Agents of Grace
Robert Wurtz II
For indeed, when we came to Macedonia, our bodies had no rest, but we were troubled on every side. Outside were conflicts, inside were fears. Nevertheless God, who comforts the downcast, comforted us by the coming of Titus.
(2 Corinthians 7:5–6 NKJV)
There are times when it seems that trouble is a relentless stalker of the saints. Paul encountered it on every side; from the “beasts” at Ephesus (As he called them. People who were bent on destroying the work of God); to carnal believers who left the Corinthian church in a terrible state. Indeed, Satan was waging war on the two fronts of body and mind. The accumulated impact was tremendous.
Paul used the plural pronouns “we,” “our,” and “us” indicating it was affecting him and the saints who were with him. They were “downcast” — a word that in the Greek (tapeinos) means to be depressed or brought low because of grief or circumstances. It could be translated as “humiliated” since the verb form of the word means to exploit, oppress, or to break the spirit of a person. (TDNT)

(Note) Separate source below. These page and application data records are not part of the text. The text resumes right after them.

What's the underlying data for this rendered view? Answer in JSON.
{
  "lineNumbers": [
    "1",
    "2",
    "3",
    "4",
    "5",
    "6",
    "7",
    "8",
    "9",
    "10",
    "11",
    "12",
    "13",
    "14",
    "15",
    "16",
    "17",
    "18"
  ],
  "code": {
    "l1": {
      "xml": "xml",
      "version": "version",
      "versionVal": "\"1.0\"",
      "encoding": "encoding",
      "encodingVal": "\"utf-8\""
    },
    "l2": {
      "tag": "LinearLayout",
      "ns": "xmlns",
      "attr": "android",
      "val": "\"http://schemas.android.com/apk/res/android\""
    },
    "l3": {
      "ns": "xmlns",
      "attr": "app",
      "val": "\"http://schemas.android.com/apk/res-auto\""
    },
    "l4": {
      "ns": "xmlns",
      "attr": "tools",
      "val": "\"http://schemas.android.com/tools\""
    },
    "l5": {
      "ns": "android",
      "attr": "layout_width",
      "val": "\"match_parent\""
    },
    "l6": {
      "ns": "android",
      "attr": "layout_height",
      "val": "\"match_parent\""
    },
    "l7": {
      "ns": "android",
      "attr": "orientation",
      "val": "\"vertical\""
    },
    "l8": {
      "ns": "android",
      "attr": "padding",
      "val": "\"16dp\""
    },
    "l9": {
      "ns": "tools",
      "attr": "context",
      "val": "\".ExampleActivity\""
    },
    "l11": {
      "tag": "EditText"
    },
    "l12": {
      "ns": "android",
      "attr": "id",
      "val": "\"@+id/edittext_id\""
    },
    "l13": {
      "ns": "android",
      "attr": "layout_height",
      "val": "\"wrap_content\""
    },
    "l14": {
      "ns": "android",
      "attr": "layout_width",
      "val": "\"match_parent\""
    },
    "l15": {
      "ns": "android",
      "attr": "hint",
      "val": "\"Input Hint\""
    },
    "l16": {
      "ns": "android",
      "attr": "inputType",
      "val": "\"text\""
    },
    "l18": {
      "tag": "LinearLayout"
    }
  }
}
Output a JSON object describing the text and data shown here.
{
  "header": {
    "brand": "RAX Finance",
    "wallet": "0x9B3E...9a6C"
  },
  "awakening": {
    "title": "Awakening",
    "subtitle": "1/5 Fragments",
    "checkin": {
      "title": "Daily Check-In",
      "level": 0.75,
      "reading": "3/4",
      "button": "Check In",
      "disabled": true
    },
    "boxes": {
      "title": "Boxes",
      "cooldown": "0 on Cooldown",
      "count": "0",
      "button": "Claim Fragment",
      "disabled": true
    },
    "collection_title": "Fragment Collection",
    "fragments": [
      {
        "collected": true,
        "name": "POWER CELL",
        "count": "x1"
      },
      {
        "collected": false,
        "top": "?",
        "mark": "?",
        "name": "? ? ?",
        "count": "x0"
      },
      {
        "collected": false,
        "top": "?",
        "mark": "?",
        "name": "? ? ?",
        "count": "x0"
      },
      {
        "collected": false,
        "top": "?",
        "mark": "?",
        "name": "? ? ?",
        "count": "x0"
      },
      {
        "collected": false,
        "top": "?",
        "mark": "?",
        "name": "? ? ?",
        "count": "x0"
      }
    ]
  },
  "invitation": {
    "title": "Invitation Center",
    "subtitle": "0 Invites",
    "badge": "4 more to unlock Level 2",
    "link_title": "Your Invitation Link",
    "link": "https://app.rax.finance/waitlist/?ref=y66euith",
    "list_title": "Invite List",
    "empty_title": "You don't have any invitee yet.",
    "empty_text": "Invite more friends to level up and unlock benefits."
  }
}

We generally think of Paul as a giant of a man who never had any weaknesses. What then do we do with these sobering words, “Our bodies had no rest, but we were troubled on every side. Outside were conflicts, inside were fears.” Later in the epistle he adds, “Who is weak, and I am not weak? Who is made to stumble, and I do not burn with indignation?” (2 Corinthians 11:29 NKJV) For those who think of Paul as a biblical super-hero these passages are a bit disillusioning. Paul felt fear and he felt indignation. There is no sin in these emotions in their proper context.
It’s easy to think of God as one who looks on in heaven observing all of our sins and mistakes. However, God is a compassionate Father who is watching us bowed down under the load of difficult times. He runs to the cry of His beloved children. Sometimes through a spiritual touch, sometimes through a special word from Him, and other times in the form of a faithful fellow believer. Nevertheless God, who comforts the downcast, comforted us by the coming of Titus.
Agents of Grace
Sometimes we need an inward touch. Sometimes we need a fresh word from God. Yet in particularly difficult times we often need that human touch… a person who comes to us, as the old-timers used to say, “on business for the King.” God’s ambassadors clothed in flesh and blood. God had seen Paul and his friends’ situation and circumstances from eternity past and arranged events in such a way that comfort came at the appointed time. Praise God. Bless His holy name. Just when we may be at a breaking point God graces us with a brother or sister in the Lord. Paul recognized the coming of Titus — not as a coincidence — but as Divine providence. No doubt his heart was lifted at the sight of this dear brother… knowing that he didn’t just show up, but had been sent. What an awesome thing to consider and appreciate in the moment.